What is a Mental Model? Actually, the concept simply explains how something works. This is the framework you can visualize in your mind.
We’ve found a great article on 100productmanagers.com blog that shares the views of some great leaders. They have developed mental models we can use to better understand what is product management.
Starting with one of these models, we can help our minds better process the dynamics of our day-to-day. So here they are:
Higher Reality & Martin Eriksson
Martin Eriksson is one of the industry’s leading product management professionals and the founder of ProductTank, the world’s largest product management community.
“A good product manager must be experienced in at least one, passionate about all three, and conversant with practitioners in all” – is his quote.
According to Eriksson, product management is the intersection between the functions of business, technology and user experience. In his model, the product manager is in the middle of everything.
Zoom Out Perspective & Daniel Zarcarias
Daniel Zarcarias is the Product Management Consultant of Substantive, where he helps teams define a product vision, strategy, roadmap and product management process that follows best practices.
With the help of the Eriksson’s model as a reference, Daniel invites us to zoom out and understand our place within a much bigger context. He suggests that the intersection of business, technology, and design is really just a microcosm of the intersection between product and customers.

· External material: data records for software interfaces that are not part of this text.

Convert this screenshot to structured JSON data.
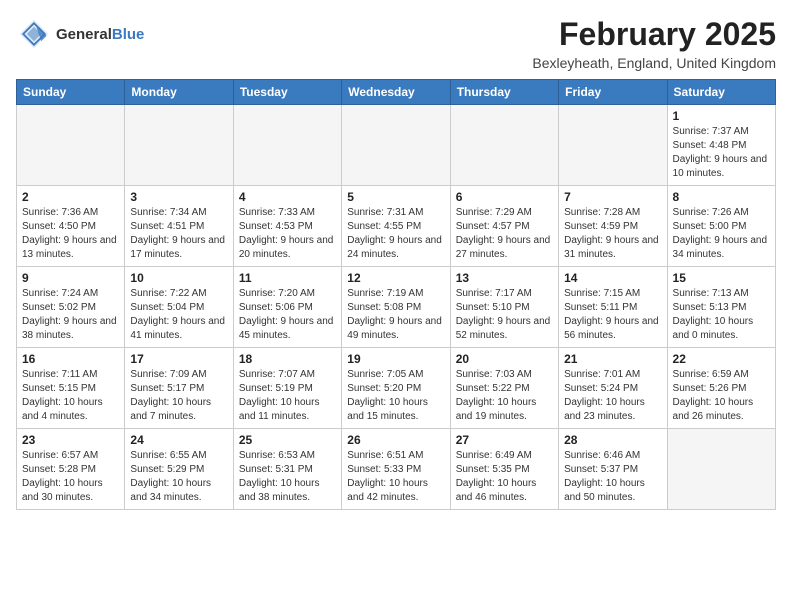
{
  "header": {
    "logo_general": "General",
    "logo_blue": "Blue",
    "month_title": "February 2025",
    "location": "Bexleyheath, England, United Kingdom"
  },
  "calendar": {
    "days_of_week": [
      "Sunday",
      "Monday",
      "Tuesday",
      "Wednesday",
      "Thursday",
      "Friday",
      "Saturday"
    ],
    "weeks": [
      [
        {
          "day": "",
          "detail": ""
        },
        {
          "day": "",
          "detail": ""
        },
        {
          "day": "",
          "detail": ""
        },
        {
          "day": "",
          "detail": ""
        },
        {
          "day": "",
          "detail": ""
        },
        {
          "day": "",
          "detail": ""
        },
        {
          "day": "1",
          "detail": "Sunrise: 7:37 AM\nSunset: 4:48 PM\nDaylight: 9 hours and 10 minutes."
        }
      ],
      [
        {
          "day": "2",
          "detail": "Sunrise: 7:36 AM\nSunset: 4:50 PM\nDaylight: 9 hours and 13 minutes."
        },
        {
          "day": "3",
          "detail": "Sunrise: 7:34 AM\nSunset: 4:51 PM\nDaylight: 9 hours and 17 minutes."
        },
        {
          "day": "4",
          "detail": "Sunrise: 7:33 AM\nSunset: 4:53 PM\nDaylight: 9 hours and 20 minutes."
        },
        {
          "day": "5",
          "detail": "Sunrise: 7:31 AM\nSunset: 4:55 PM\nDaylight: 9 hours and 24 minutes."
        },
        {
          "day": "6",
          "detail": "Sunrise: 7:29 AM\nSunset: 4:57 PM\nDaylight: 9 hours and 27 minutes."
        },
        {
          "day": "7",
          "detail": "Sunrise: 7:28 AM\nSunset: 4:59 PM\nDaylight: 9 hours and 31 minutes."
        },
        {
          "day": "8",
          "detail": "Sunrise: 7:26 AM\nSunset: 5:00 PM\nDaylight: 9 hours and 34 minutes."
        }
      ],
      [
        {
          "day": "9",
          "detail": "Sunrise: 7:24 AM\nSunset: 5:02 PM\nDaylight: 9 hours and 38 minutes."
        },
        {
          "day": "10",
          "detail": "Sunrise: 7:22 AM\nSunset: 5:04 PM\nDaylight: 9 hours and 41 minutes."
        },
        {
          "day": "11",
          "detail": "Sunrise: 7:20 AM\nSunset: 5:06 PM\nDaylight: 9 hours and 45 minutes."
        },
        {
          "day": "12",
          "detail": "Sunrise: 7:19 AM\nSunset: 5:08 PM\nDaylight: 9 hours and 49 minutes."
        },
        {
          "day": "13",
          "detail": "Sunrise: 7:17 AM\nSunset: 5:10 PM\nDaylight: 9 hours and 52 minutes."
        },
        {
          "day": "14",
          "detail": "Sunrise: 7:15 AM\nSunset: 5:11 PM\nDaylight: 9 hours and 56 minutes."
        },
        {
          "day": "15",
          "detail": "Sunrise: 7:13 AM\nSunset: 5:13 PM\nDaylight: 10 hours and 0 minutes."
        }
      ],
      [
        {
          "day": "16",
          "detail": "Sunrise: 7:11 AM\nSunset: 5:15 PM\nDaylight: 10 hours and 4 minutes."
        },
        {
          "day": "17",
          "detail": "Sunrise: 7:09 AM\nSunset: 5:17 PM\nDaylight: 10 hours and 7 minutes."
        },
        {
          "day": "18",
          "detail": "Sunrise: 7:07 AM\nSunset: 5:19 PM\nDaylight: 10 hours and 11 minutes."
        },
        {
          "day": "19",
          "detail": "Sunrise: 7:05 AM\nSunset: 5:20 PM\nDaylight: 10 hours and 15 minutes."
        },
        {
          "day": "20",
          "detail": "Sunrise: 7:03 AM\nSunset: 5:22 PM\nDaylight: 10 hours and 19 minutes."
        },
        {
          "day": "21",
          "detail": "Sunrise: 7:01 AM\nSunset: 5:24 PM\nDaylight: 10 hours and 23 minutes."
        },
        {
          "day": "22",
          "detail": "Sunrise: 6:59 AM\nSunset: 5:26 PM\nDaylight: 10 hours and 26 minutes."
        }
      ],
      [
        {
          "day": "23",
          "detail": "Sunrise: 6:57 AM\nSunset: 5:28 PM\nDaylight: 10 hours and 30 minutes."
        },
        {
          "day": "24",
          "detail": "Sunrise: 6:55 AM\nSunset: 5:29 PM\nDaylight: 10 hours and 34 minutes."
        },
        {
          "day": "25",
          "detail": "Sunrise: 6:53 AM\nSunset: 5:31 PM\nDaylight: 10 hours and 38 minutes."
        },
        {
          "day": "26",
          "detail": "Sunrise: 6:51 AM\nSunset: 5:33 PM\nDaylight: 10 hours and 42 minutes."
        },
        {
          "day": "27",
          "detail": "Sunrise: 6:49 AM\nSunset: 5:35 PM\nDaylight: 10 hours and 46 minutes."
        },
        {
          "day": "28",
          "detail": "Sunrise: 6:46 AM\nSunset: 5:37 PM\nDaylight: 10 hours and 50 minutes."
        },
        {
          "day": "",
          "detail": ""
        }
      ]
    ]
  }
}
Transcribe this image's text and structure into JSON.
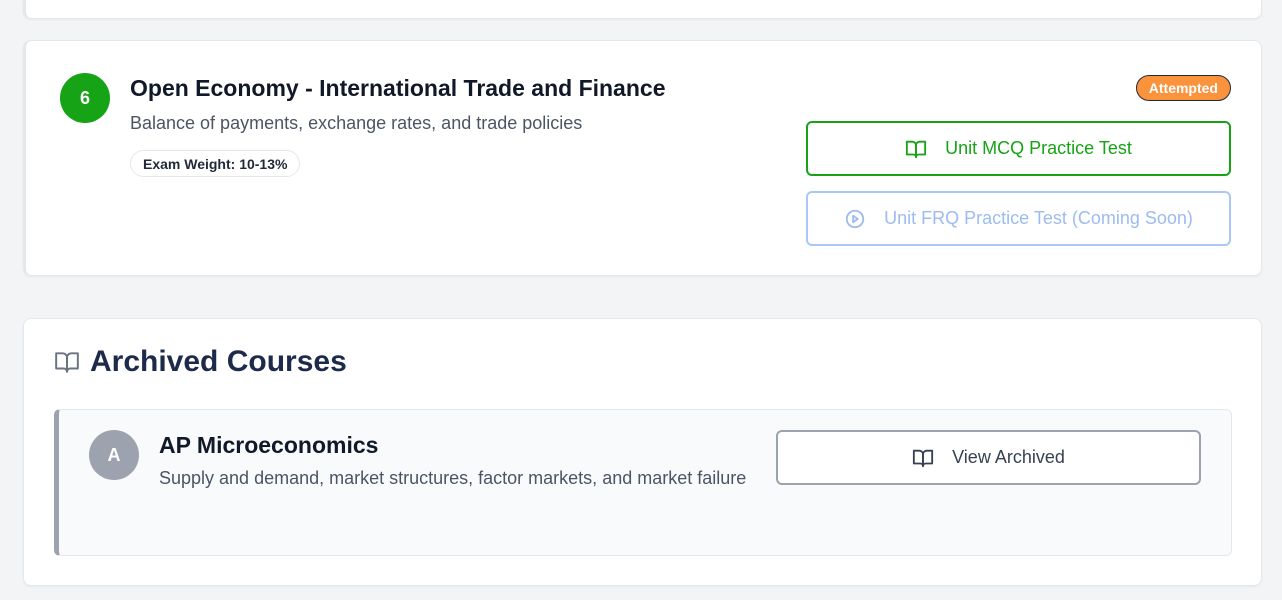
{
  "unit": {
    "number": "6",
    "title": "Open Economy - International Trade and Finance",
    "description": "Balance of payments, exchange rates, and trade policies",
    "exam_weight": "Exam Weight: 10-13%",
    "status": "Attempted",
    "mcq_button": "Unit MCQ Practice Test",
    "frq_button": "Unit FRQ Practice Test (Coming Soon)"
  },
  "archived": {
    "heading": "Archived Courses",
    "courses": [
      {
        "avatar": "A",
        "title": "AP Microeconomics",
        "description": "Supply and demand, market structures, factor markets, and market failure",
        "button": "View Archived"
      }
    ]
  },
  "icons": {
    "mcq": "book-open-icon",
    "frq": "play-circle-icon",
    "archived_heading": "book-open-icon",
    "view_archived": "book-open-icon"
  },
  "colors": {
    "accent_green": "#16a316",
    "status_orange": "#fb923c",
    "disabled_blue": "#9cbcf0",
    "archived_gray": "#9ca3af"
  }
}
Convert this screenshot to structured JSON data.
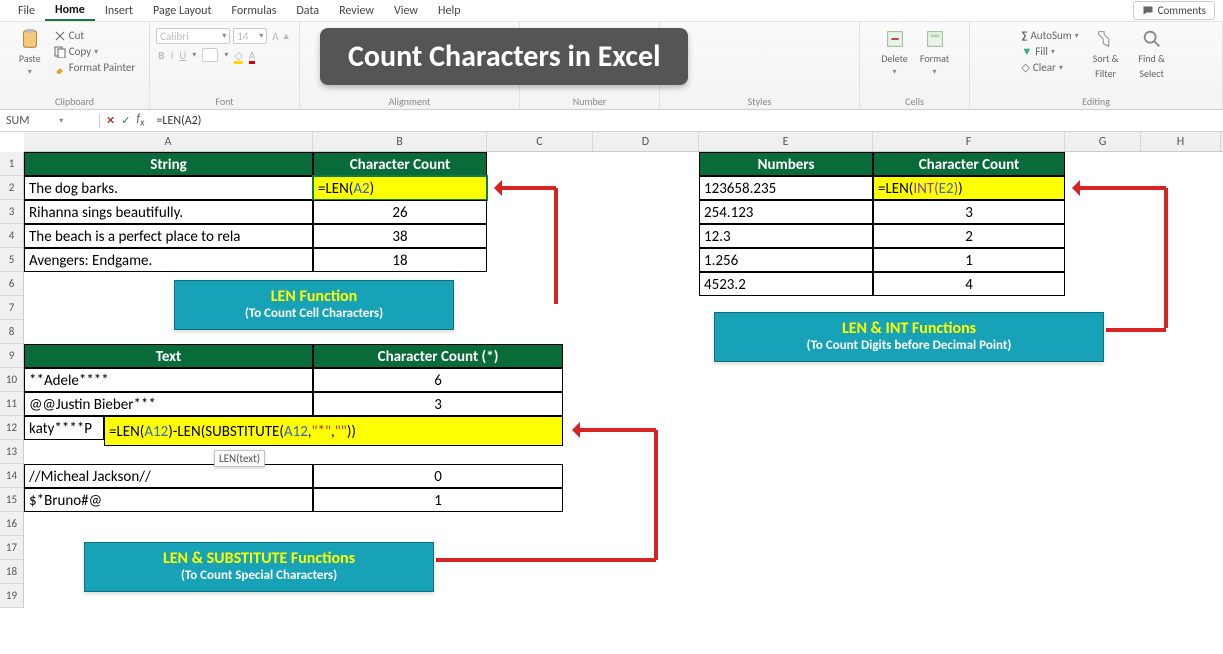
{
  "menu": {
    "items": [
      "File",
      "Home",
      "Insert",
      "Page Layout",
      "Formulas",
      "Data",
      "Review",
      "View",
      "Help"
    ],
    "active": "Home",
    "comments": "Comments"
  },
  "ribbon": {
    "clipboard": {
      "paste": "Paste",
      "cut": "Cut",
      "copy": "Copy",
      "format_painter": "Format Painter",
      "label": "Clipboard"
    },
    "font": {
      "family": "Calibri",
      "size": "14",
      "label": "Font"
    },
    "alignment": {
      "label": "Alignment"
    },
    "number": {
      "label": "Number"
    },
    "styles": {
      "label": "Styles"
    },
    "cells": {
      "delete": "Delete",
      "format": "Format",
      "label": "Cells"
    },
    "editing": {
      "autosum": "AutoSum",
      "fill": "Fill",
      "clear": "Clear",
      "sort": "Sort &",
      "filter": "Filter",
      "find": "Find &",
      "select": "Select",
      "label": "Editing"
    }
  },
  "title_badge": "Count Characters in Excel",
  "formula_bar": {
    "name_box": "SUM",
    "formula": "=LEN(A2)"
  },
  "columns": [
    "A",
    "B",
    "C",
    "D",
    "E",
    "F",
    "G",
    "H"
  ],
  "rows": [
    "1",
    "2",
    "3",
    "4",
    "5",
    "6",
    "7",
    "8",
    "9",
    "10",
    "11",
    "12",
    "13",
    "14",
    "15",
    "16",
    "17",
    "18",
    "19"
  ],
  "table1": {
    "headers": [
      "String",
      "Character Count"
    ],
    "cells": {
      "A2": "The dog barks.",
      "B2": "=LEN(A2)",
      "A3": "Rihanna sings beautifully.",
      "B3": "26",
      "A4": "The beach is a perfect place to rela",
      "B4": "38",
      "A5": "Avengers: Endgame.",
      "B5": "18"
    }
  },
  "table2": {
    "headers": [
      "Text",
      "Character Count (*)"
    ],
    "cells": {
      "A10": "**Adele****",
      "B10": "6",
      "A11": " @@Justin Bieber***",
      "B11": "3",
      "A12": "katy****P",
      "B12_formula": "=LEN(A12)-LEN(SUBSTITUTE(A12,\"*\",\"\"))",
      "A14": "//Micheal Jackson//",
      "B14": "0",
      "A15": "$*Bruno#@",
      "B15": "1"
    }
  },
  "table3": {
    "headers": [
      "Numbers",
      "Character Count"
    ],
    "cells": {
      "E2": "123658.235",
      "F2": "=LEN(INT(E2))",
      "E3": "254.123",
      "F3": "3",
      "E4": "12.3",
      "F4": "2",
      "E5": "1.256",
      "F5": "1",
      "E6": "4523.2",
      "F6": "4"
    }
  },
  "callouts": {
    "c1": {
      "title": "LEN Function",
      "sub": "(To Count Cell Characters)"
    },
    "c2": {
      "title": "LEN & SUBSTITUTE Functions",
      "sub": "(To Count Special Characters)"
    },
    "c3": {
      "title": "LEN & INT Functions",
      "sub": "(To Count Digits before Decimal Point)"
    }
  },
  "tooltip": "LEN(text)"
}
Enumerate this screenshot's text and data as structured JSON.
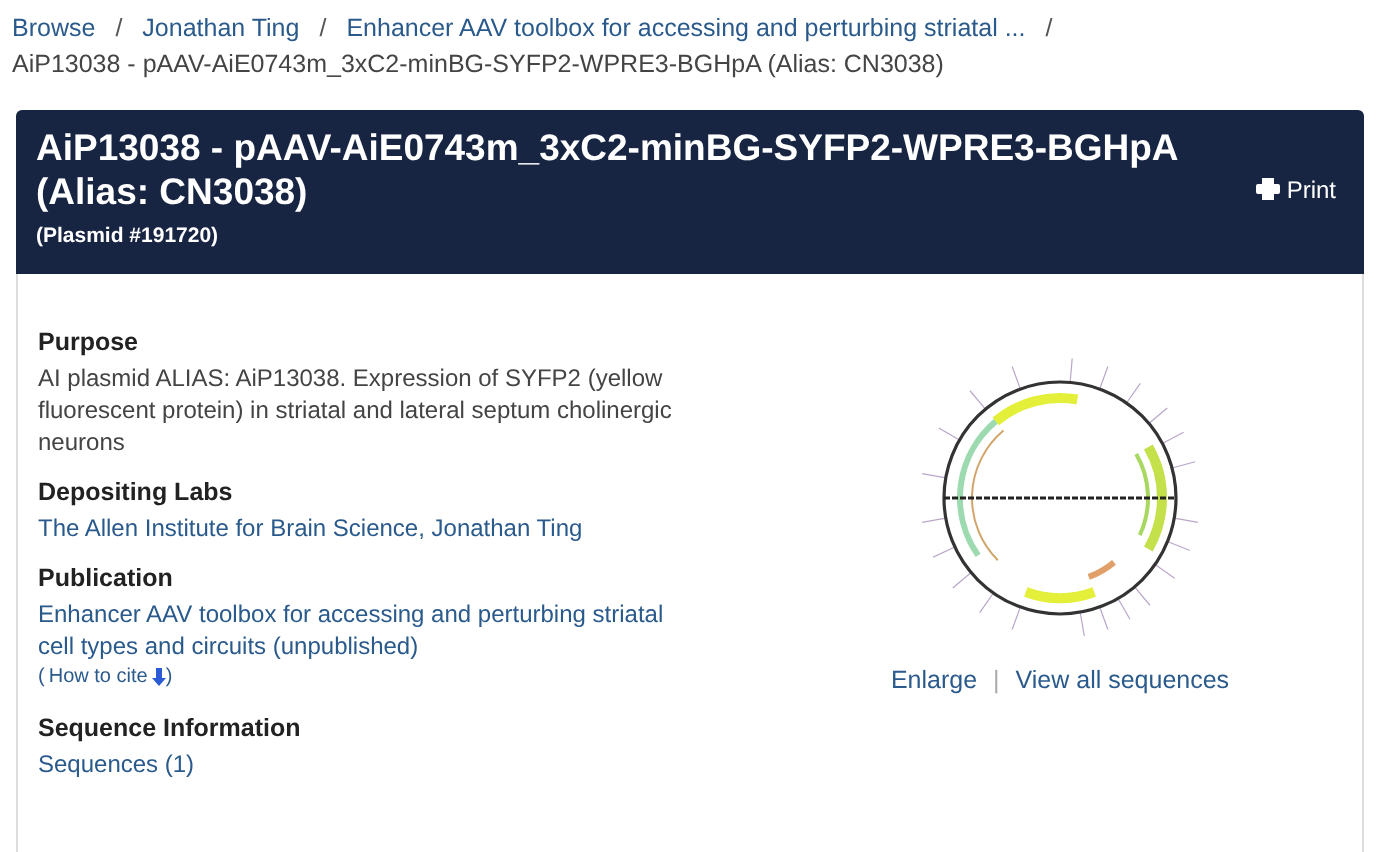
{
  "breadcrumb": {
    "links": [
      {
        "label": "Browse"
      },
      {
        "label": "Jonathan Ting"
      },
      {
        "label": "Enhancer AAV toolbox for accessing and perturbing striatal ..."
      }
    ],
    "separator": "/",
    "current": "AiP13038 - pAAV-AiE0743m_3xC2-minBG-SYFP2-WPRE3-BGHpA (Alias: CN3038)"
  },
  "header": {
    "title": "AiP13038 - pAAV-AiE0743m_3xC2-minBG-SYFP2-WPRE3-BGHpA (Alias: CN3038)",
    "subtitle": "(Plasmid #191720)",
    "print_label": "Print"
  },
  "sections": [
    {
      "heading": "Purpose",
      "kind": "text",
      "text": "AI plasmid ALIAS: AiP13038. Expression of SYFP2 (yellow fluorescent protein) in striatal and lateral septum cholinergic neurons"
    },
    {
      "heading": "Depositing Labs",
      "kind": "link",
      "text": "The Allen Institute for Brain Science, Jonathan Ting"
    },
    {
      "heading": "Publication",
      "kind": "publication",
      "text": "Enhancer AAV toolbox for accessing and perturbing striatal cell types and circuits (unpublished)",
      "cite_open": "(",
      "cite_label": "How to cite",
      "cite_close": ")"
    },
    {
      "heading": "Sequence Information",
      "kind": "link",
      "text": "Sequences (1)"
    }
  ],
  "map_links": {
    "enlarge": "Enlarge",
    "separator": "|",
    "view_all": "View all sequences"
  }
}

According to the author, product managers must always remember that their role is to look outward at least as much as we look inward. Although the product delivery process is noisier and demands a lot of attention, Zarcaris wants us to keep in mind that our job is to create value for our customers and consequently, for the business. We’re in the “middle of the middle of everything.”
The New Skill Model & Matt LeMay
Matt LeMay has helped build and scale product management practices at companies ranging from early-stage startups to Fortune 50 enterprises.
In his book, Product Management in Practice, he introduces the acronym CORE (Communication, Organization, Research, and Execution) to explain and summarize what we actually do (or should be doing) all day.
The author calls CORE the “soft skills” of product management and prioritizes their mastery over “hard skills” like engineering or quality assurance.
Mental models can help us to navigate the ambiguity of our jobs and, with experience over time, we may begin to adapt our own models.Which of the models do you like more? What’s your Mental model?